With an endless climb like this, it’s nice to have views that keep getting better the higher you go. Hillsides dotted with palm trees and layered mountains in the distance with clouds constantly drifting in and out, changing the scene moment by moment.

Both Joe and I were pretty well cooked by the top of the climb, but it’s amazing how fast you’ll get a boost of energy just from a short decent at the end of a long day. Especially when you know that a comedor (a small, family restaurant) is right around the corner in the village of Buenos Aires, chock-full of the Andes’ finest patacones and frijoles (fried plantain and beans).

It wasn’t long ago that this small town of Buenos Aires was deemed off-limits due to illegal mining in the area, which brought a wave of crime with it, but we’d heard that this had mostly been settled by the time we were passing through.

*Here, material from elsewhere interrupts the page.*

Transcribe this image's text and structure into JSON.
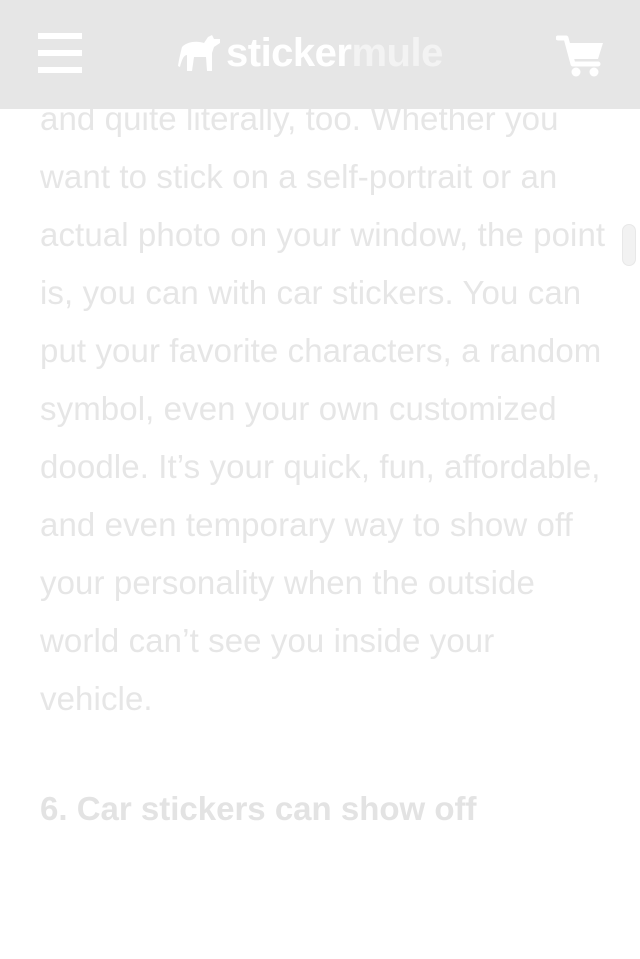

However, the swaths of police around town relative to the population size lent a strange vibe even if the locals seemed friendly.

Past Buenos Aires, the climbing wasn’t finished. We still had a lengthy ascent into the high mountains in the Reserva Cotacachi Cayapas. Along the way, we stopped in one of the final settlements before the páramo zone looking for a spot to have lunch in the shade. That’s where we met Pedro, who struggled to hear much of what we were saying, but seemed to love chatting us up for the hour that we sat in the shade of his home, even though his dialect was difficult for us to totally understand.

Continuing up into the mountains, the settlements began to disappear and the landscape slowly shifted toward some of the Andean views that I’d grown familiar with, but haven’t been present much in the northern Andes of Colombia. Gone were the frailejones, replaced by stiff, golden tufts of grass and rugged mountain peaks, more similar to the Peruvian highlands I’m used to.

The road undulated along the fiercely windswept landscape as we started searching for a campsite, but soon we realized that the wind was just too strong to risk camping in such exposed terrain. In hopes of finding a spot that was more protected by the dense foliage of lower climes, we decided to push on and descend closer to civilization.

From here we still had a solid day left of riding before we’d reach a cluster of larger touristy towns along the route. This brought us through some more populated rural zones of the Ecuadorian countryside along with a classic section of the route, connecting a series of dirt tracks by riding through the water channels tucked into the hillside and eventually making our way to the tourist hub and famed textile market city of Otavalo.

The first week in Ecuador gave us a good sense of what we were in for along the rest of the route, with riding as challenging as you’ll find on the continent and just about every type of weather one could imagine. We were excited to dig deeper into the local culture and slowly make our way further into the iconic volcanic corridor.